They wanted a specific type of relationship, one that only someone who had shared their past could provide. This far- reaching link to the past is a powerful bond between siblings in later life. “There’s a review process we all go through in old age to resolve whether we are pleased with our lives,” Gold explains. “A sibling can help retrieve a memory and validate our experiences. People have said to me, “I can remember some with my spouse or with friends. But they only person who goes all the way back is my sister and brother. ”
Cicirelli agrees that reviewing the past together is a rewarding activity. “Siblings have a very important role in maintaining a connection to early life,” he says. “Discussing the past evokes the warmth of early family life. In validates and clarifies events of the early years. ” Furthermore, he has found that encouraging depressed older people to reminisce with a sister or brother can improve their morale. Some of the factors that affect how much contact siblings will have, such as how near they live, are obvious. Others are more unexpected-for example.
Whether there is a sister in the clan. Cicirelli found that elderly people most often feel closet to a sister and are more likely to keep in touch through her. According to Gold, sisters, by tradition, often assume a caretaking and kin- keeping role, especially after the death of their mother. “In many situations you see two brothers who don’t talk to each other that much but keep track of each other through their sisters,” she says. Researchers have found that the bond between sisters is strongest, followed by the one between sisters and brothers and, last, between brothers.
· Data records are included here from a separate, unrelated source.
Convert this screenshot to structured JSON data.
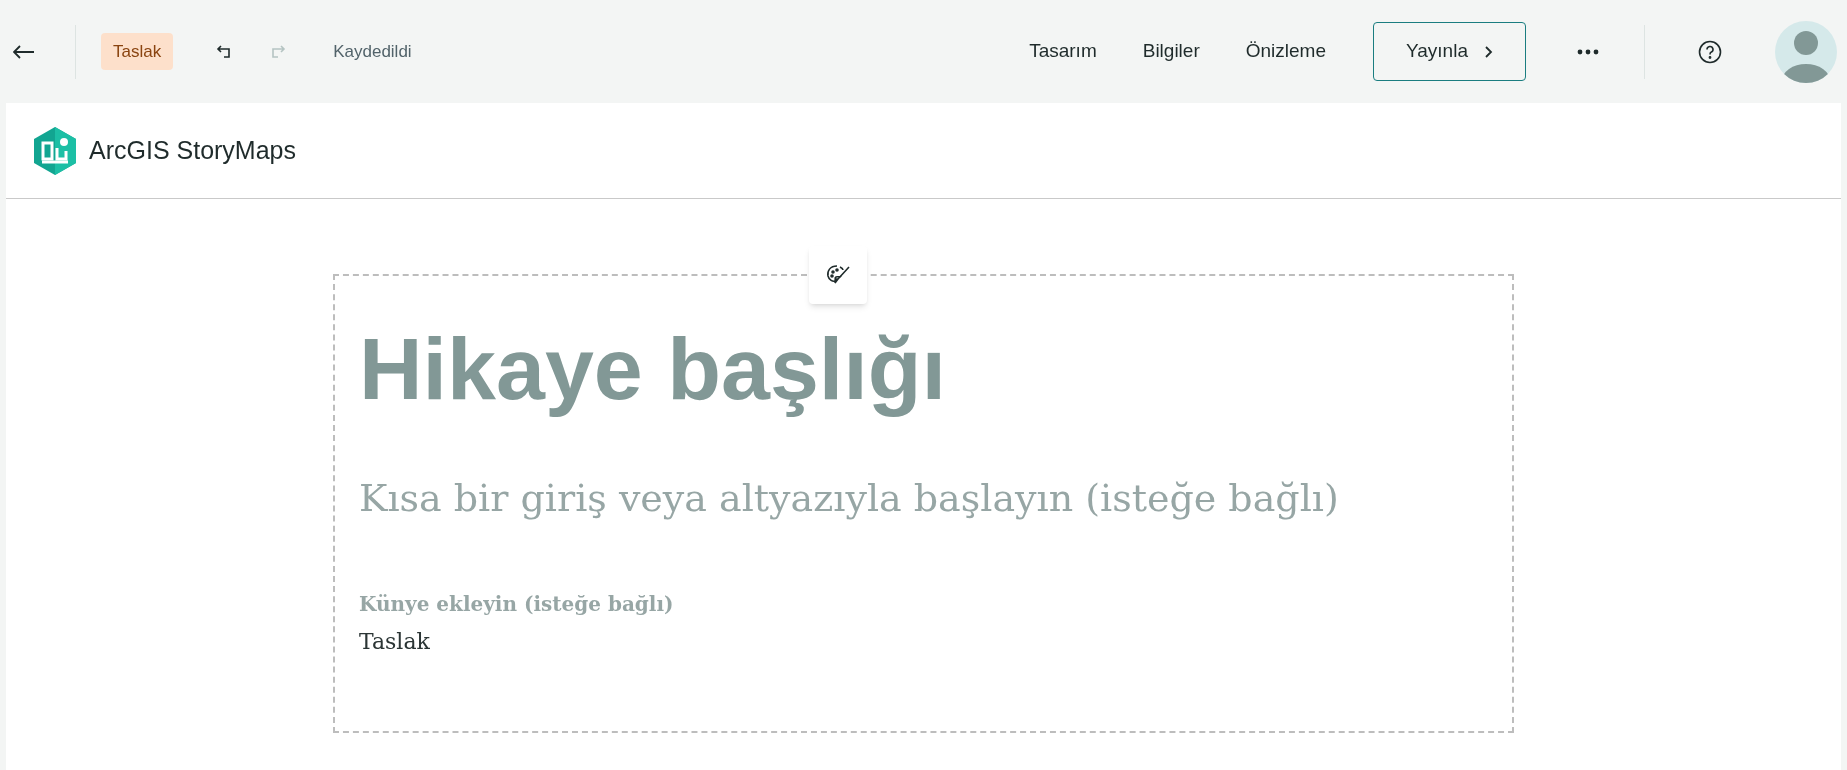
{
  "toolbar": {
    "status_badge": "Taslak",
    "undo": {
      "disabled": false
    },
    "redo": {
      "disabled": true
    },
    "save_status": "Kaydedildi",
    "nav": [
      "Tasarım",
      "Bilgiler",
      "Önizleme"
    ],
    "publish_button": "Yayınla"
  },
  "brand": {
    "name": "ArcGIS StoryMaps"
  },
  "story": {
    "title": "Hikaye başlığı",
    "subtitle": "Kısa bir giriş veya altyazıyla başlayın (isteğe bağlı)",
    "byline_placeholder": "Künye ekleyin (isteğe bağlı)",
    "byline": "Taslak"
  }
}
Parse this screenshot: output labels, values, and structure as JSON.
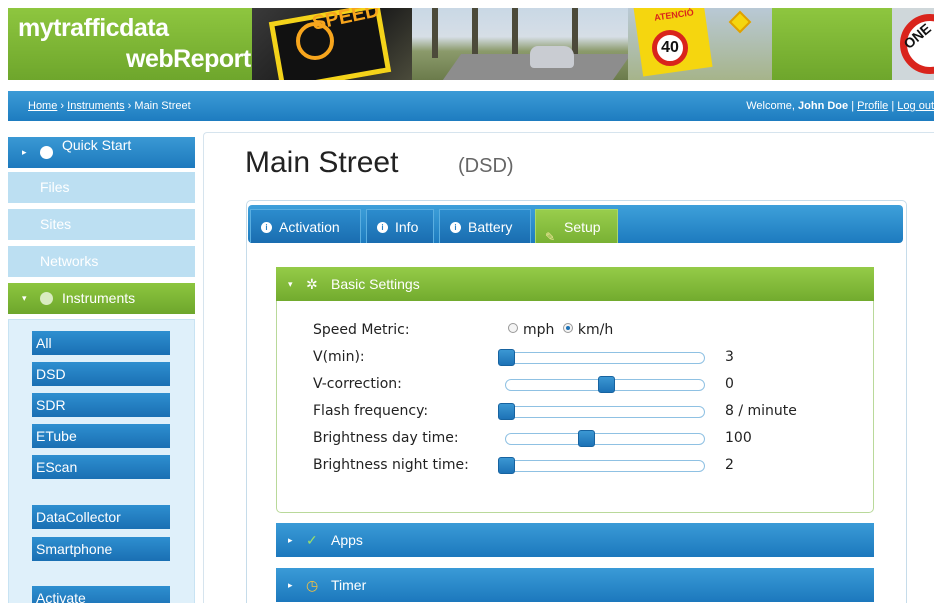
{
  "brand": {
    "line1": "mytrafficdata",
    "line2": "webReport"
  },
  "banner_photos": {
    "speed_sign_text": "SPEED",
    "atencio_text": "ATENCIÓ",
    "limit_value": "40",
    "right_sign_text": "ONE"
  },
  "breadcrumb": {
    "items": [
      "Home",
      "Instruments",
      "Main Street"
    ],
    "separator": "›"
  },
  "user": {
    "welcome": "Welcome,",
    "name": "John Doe",
    "profile": "Profile",
    "logout": "Log out",
    "divider": "|"
  },
  "sidebar": {
    "quick_start": "Quick Start",
    "files": "Files",
    "sites": "Sites",
    "networks": "Networks",
    "instruments": "Instruments",
    "instrument_items": [
      "All",
      "DSD",
      "SDR",
      "ETube",
      "EScan"
    ],
    "extra_items": [
      "DataCollector",
      "Smartphone"
    ],
    "activate": "Activate"
  },
  "page": {
    "title": "Main Street",
    "subtitle": "(DSD)"
  },
  "tabs": [
    {
      "label": "Activation",
      "active": false
    },
    {
      "label": "Info",
      "active": false
    },
    {
      "label": "Battery",
      "active": false
    },
    {
      "label": "Setup",
      "active": true
    }
  ],
  "sections": {
    "basic_settings": "Basic Settings",
    "apps": "Apps",
    "timer": "Timer"
  },
  "settings": {
    "speed_metric": {
      "label": "Speed Metric:",
      "options": [
        "mph",
        "km/h"
      ],
      "selected": "km/h"
    },
    "rows": [
      {
        "label": "V(min):",
        "value": "3",
        "level": 0.0
      },
      {
        "label": "V-correction:",
        "value": "0",
        "level": 0.5
      },
      {
        "label": "Flash frequency:",
        "value": "8 / minute",
        "level": 0.0
      },
      {
        "label": "Brightness day time:",
        "value": "100",
        "level": 0.4
      },
      {
        "label": "Brightness night time:",
        "value": "2",
        "level": 0.0
      }
    ]
  },
  "colors": {
    "green": "#7bb536",
    "blue": "#2a86c8",
    "faded_blue": "#bcdff2"
  },
  "icons": [
    "quick-start-icon",
    "gear-icon",
    "info-icon",
    "pencil-icon",
    "check-icon",
    "clock-icon",
    "caret-right-icon",
    "caret-down-icon"
  ]
}
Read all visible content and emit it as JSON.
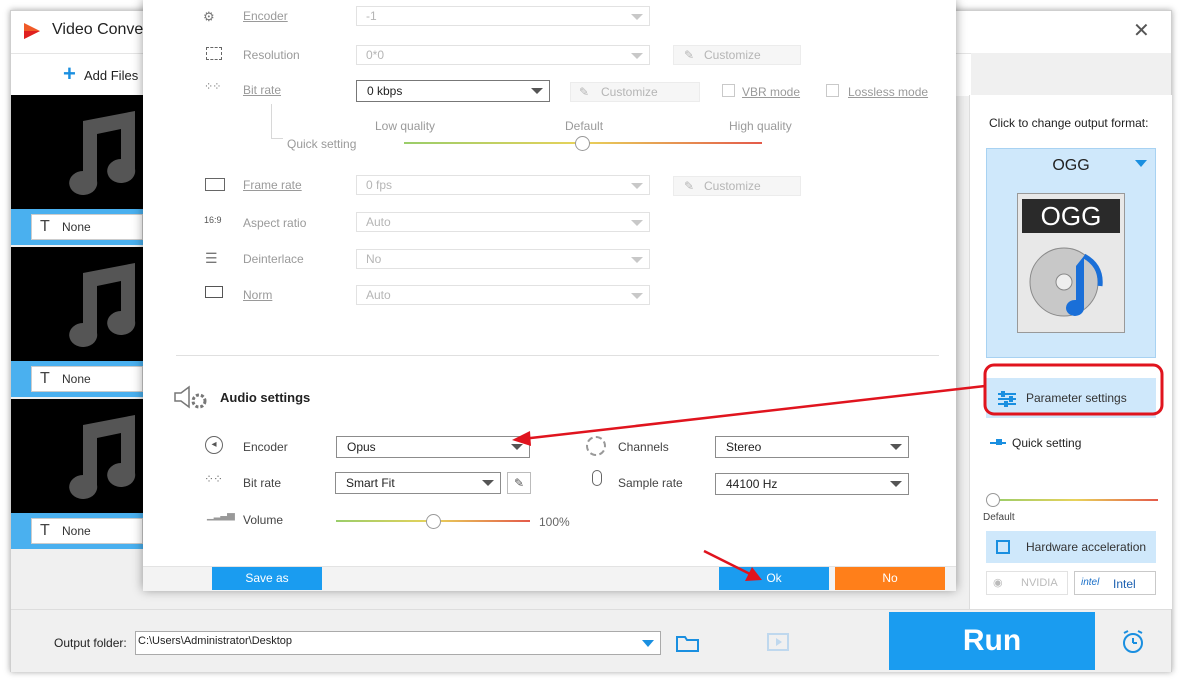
{
  "window": {
    "title": "Video Conve",
    "close_icon": "close-icon"
  },
  "toolbar": {
    "add_files": "Add Files"
  },
  "files": [
    {
      "subtitle": "None"
    },
    {
      "subtitle": "None"
    },
    {
      "subtitle": "None"
    }
  ],
  "right_panel": {
    "change_format_label": "Click to change output format:",
    "format": "OGG",
    "format_badge": "OGG",
    "parameter_settings": "Parameter settings",
    "quick_setting": "Quick setting",
    "quick_setting_value": "Default",
    "hardware_acceleration": "Hardware acceleration",
    "nvidia": "NVIDIA",
    "intel": "Intel"
  },
  "bottom": {
    "output_folder_label": "Output folder:",
    "output_folder_value": "C:\\Users\\Administrator\\Desktop",
    "run": "Run"
  },
  "dialog": {
    "video": {
      "encoder_label": "Encoder",
      "encoder_value": "-1",
      "resolution_label": "Resolution",
      "resolution_value": "0*0",
      "resolution_customize": "Customize",
      "bitrate_label": "Bit rate",
      "bitrate_value": "0 kbps",
      "bitrate_customize": "Customize",
      "vbr_mode": "VBR mode",
      "lossless_mode": "Lossless mode",
      "quick_setting_label": "Quick setting",
      "quality_low": "Low quality",
      "quality_default": "Default",
      "quality_high": "High quality",
      "framerate_label": "Frame rate",
      "framerate_value": "0 fps",
      "framerate_customize": "Customize",
      "aspect_label": "Aspect ratio",
      "aspect_value": "Auto",
      "deinterlace_label": "Deinterlace",
      "deinterlace_value": "No",
      "norm_label": "Norm",
      "norm_value": "Auto"
    },
    "audio": {
      "section_title": "Audio settings",
      "encoder_label": "Encoder",
      "encoder_value": "Opus",
      "bitrate_label": "Bit rate",
      "bitrate_value": "Smart Fit",
      "volume_label": "Volume",
      "volume_value": "100%",
      "channels_label": "Channels",
      "channels_value": "Stereo",
      "samplerate_label": "Sample rate",
      "samplerate_value": "44100 Hz"
    },
    "buttons": {
      "save_as": "Save as",
      "ok": "Ok",
      "no": "No"
    }
  },
  "colors": {
    "accent": "#1a9cf0",
    "orange": "#ff7f1a",
    "annotation": "#e0141e",
    "selected_bar": "#4ab0ef"
  }
}
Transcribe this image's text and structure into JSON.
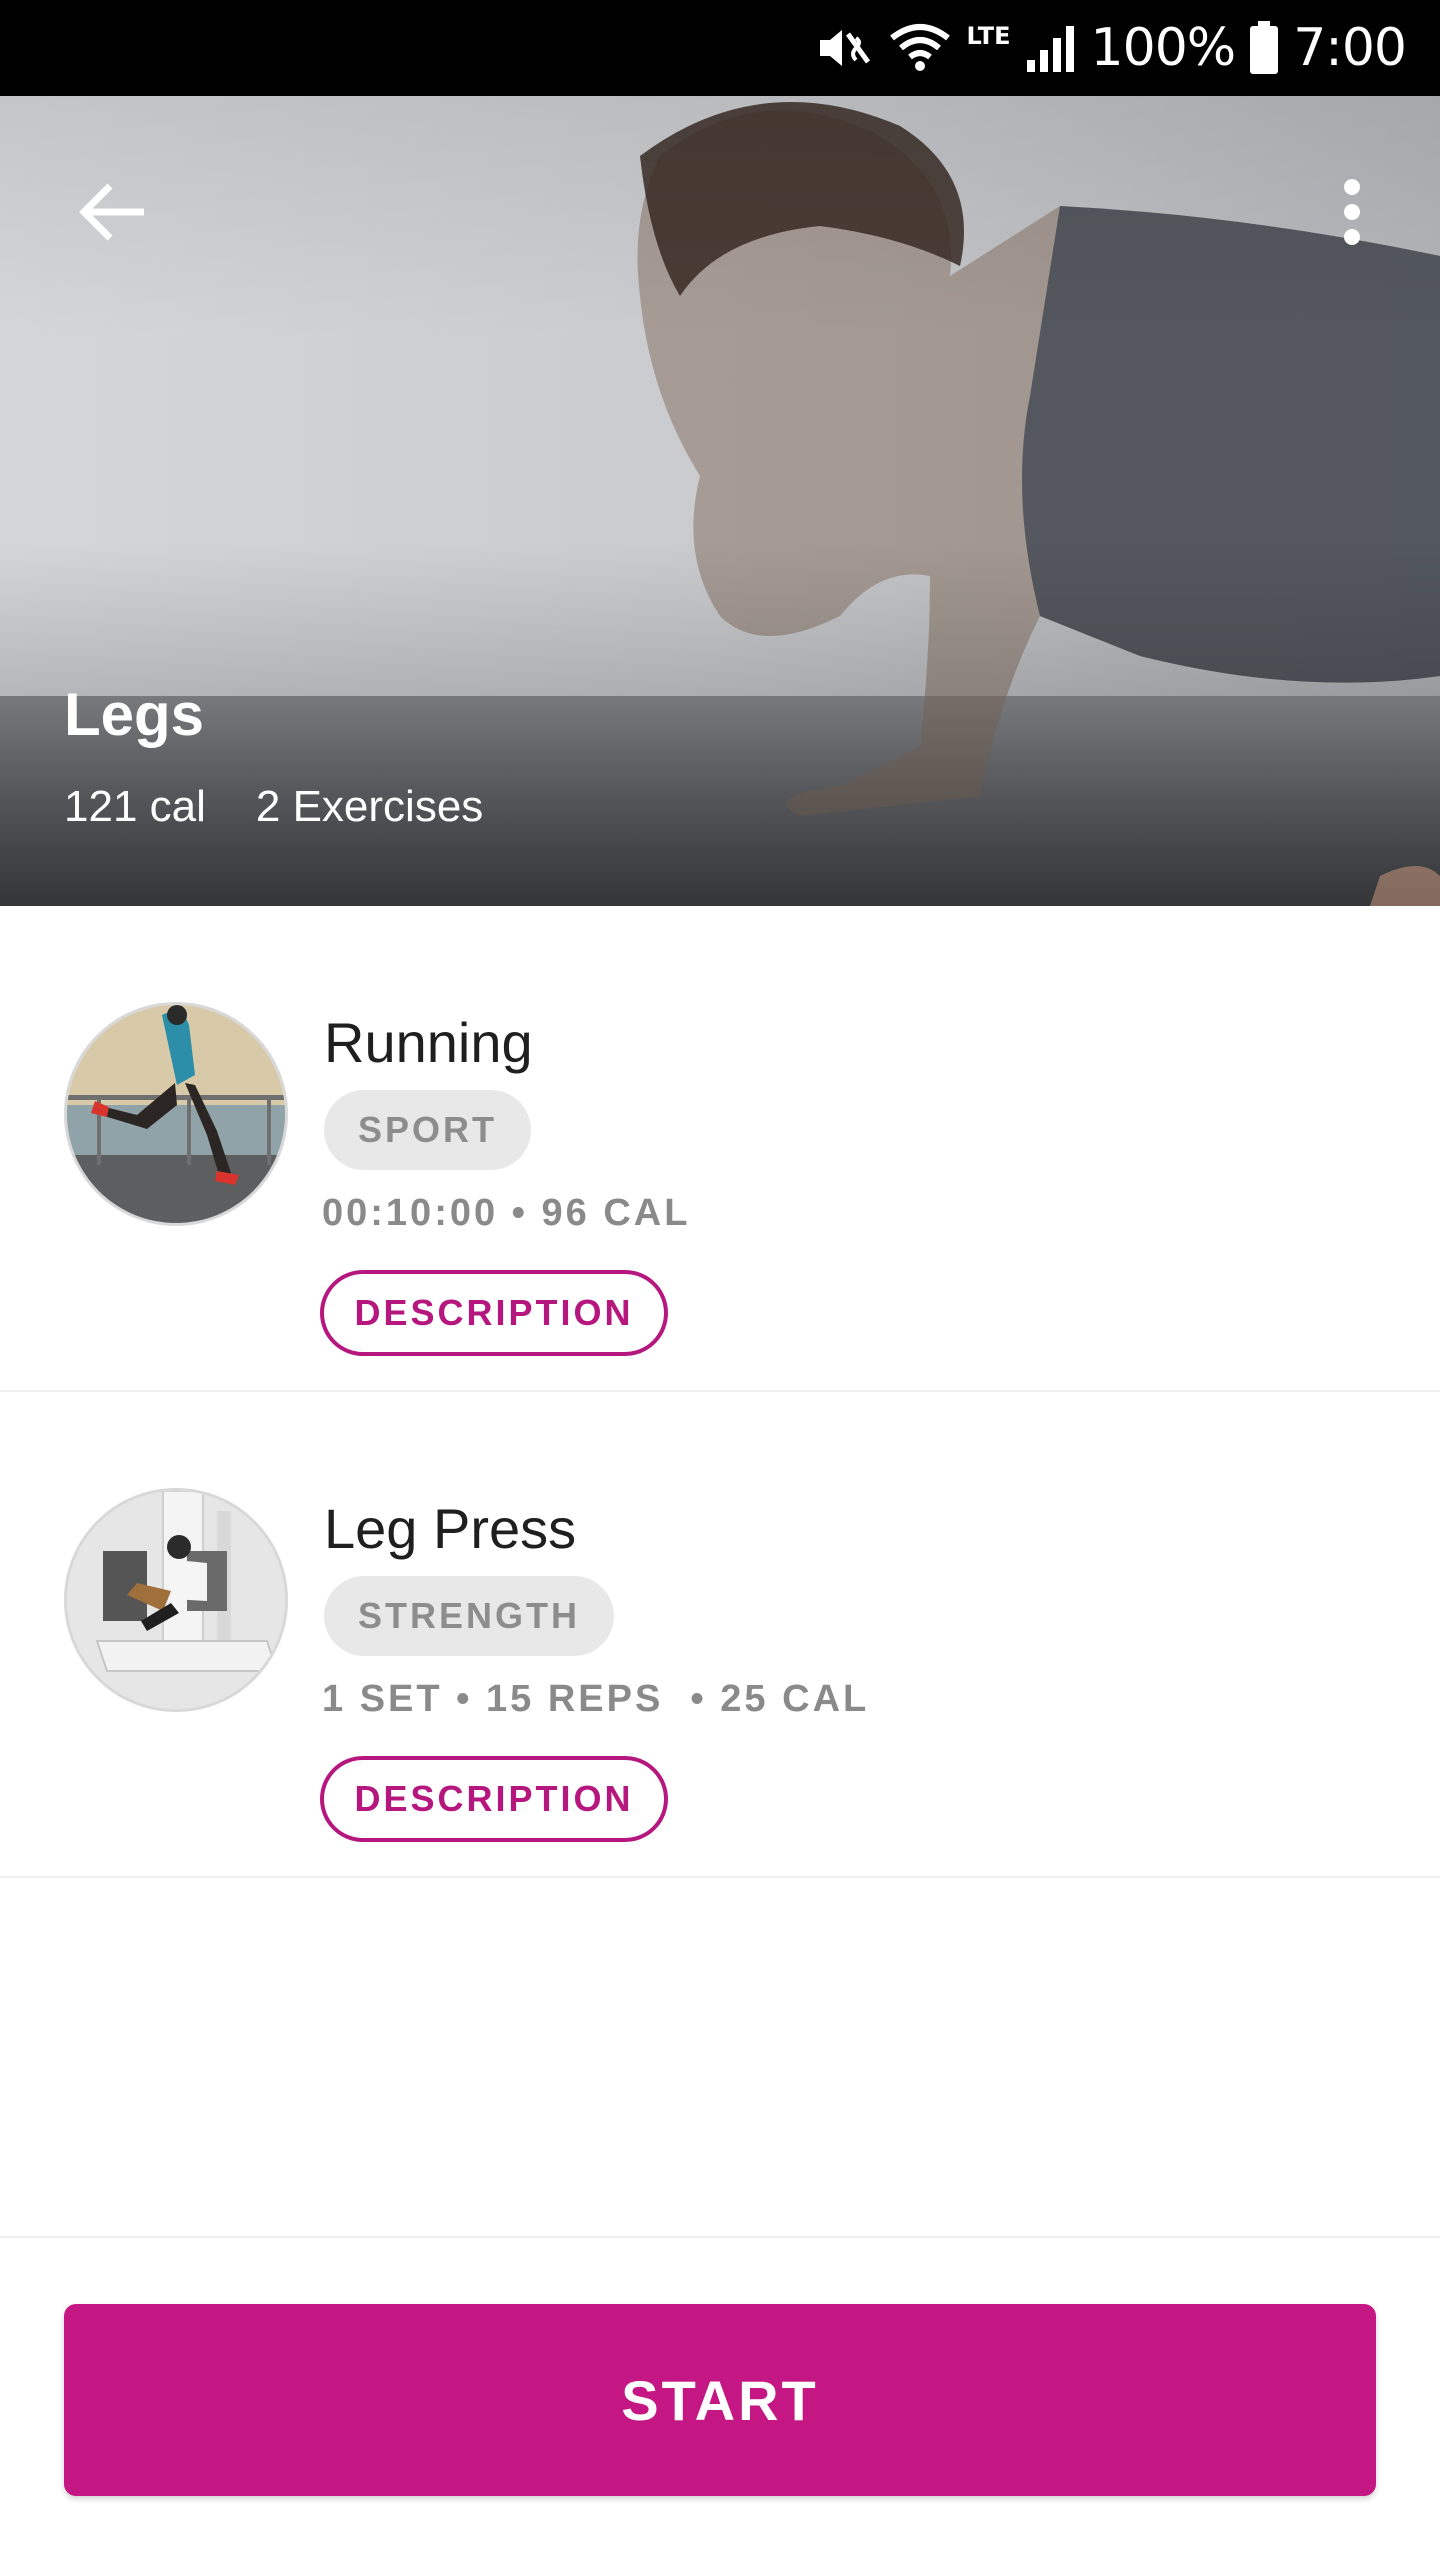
{
  "status_bar": {
    "battery": "100%",
    "time": "7:00",
    "network": "LTE",
    "icons": [
      "mute-vibrate-icon",
      "wifi-icon",
      "lte-icon",
      "signal-icon",
      "battery-icon"
    ]
  },
  "header": {
    "back_icon": "arrow-left-icon",
    "more_icon": "more-vertical-icon"
  },
  "workout": {
    "title": "Legs",
    "calories": "121 cal",
    "exercise_count": "2 Exercises"
  },
  "exercises": [
    {
      "name": "Running",
      "category": "SPORT",
      "stats": "00:10:00 • 96 CAL",
      "button_label": "DESCRIPTION"
    },
    {
      "name": "Leg Press",
      "category": "STRENGTH",
      "stats": "1 SET • 15 REPS  • 25 CAL",
      "button_label": "DESCRIPTION"
    }
  ],
  "footer": {
    "start_label": "START"
  },
  "colors": {
    "accent": "#c41783",
    "accent_outline": "#b5177f",
    "tag_bg": "#e8e8e8",
    "tag_text": "#8d8d8d"
  }
}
Sisters and brothers who live near each other will, as a matter of course, see more of each other. But Cicirelli says that proximity is not crucial to a strong relationship later in life. “Because of multiple chronic illnesses, people in their 80s and 90s can’t get together that easily. Even so, the sibling seems to evoke positive feelings based on the images of feelings inside. ” Gold’s finding support this assertion. During a two- year period, contact among her respondents decreaed slightly, but positive feelings increased.
Just the idea that the sibling is alive, that ‘there is someone I can call,’ is comforting. ” Although older people may find solace in the thought that their siblings are there if they need them, rarely do they call each other for help or offer each other instrumental support, such as loaning money, running errands of performing favors. “Even though you find siblings saying that they’d be glad to help each other and saying they would ask for help if necessary, rarely do they ask,” Cicirelli points out.
Gold believes that there are several reasons siblings don’t turn to each other more for instrumental help. First, since they are usually about the same age, they may be equally needy or frail. Another reason is that many people consider their siblings safety nets who will save them after everything else has failed. A son or daughter will almost always be turned to first. It’s more acceptable in our society to look up or down the family ladder for help than sideways. Finally, siblings may not turn to each other for help because of latent rivalry.
They may believe that if they need to call on a brother or sister they are admitting that the other person is a success and “I am a failure. ” Almost all of the people in Gold’s study said they would rather continue on their own than ask their sister or brother for help. But she found that a crisis beyond control would inspire “a ‘rallying’ of some or all siblings around the brother or sister in need. ” Despite the quarreling and competition many people associate with the mere mention of their sisters and brothers, most of us, Gold says, will find “unexpected strengths in this relationship in later life. ”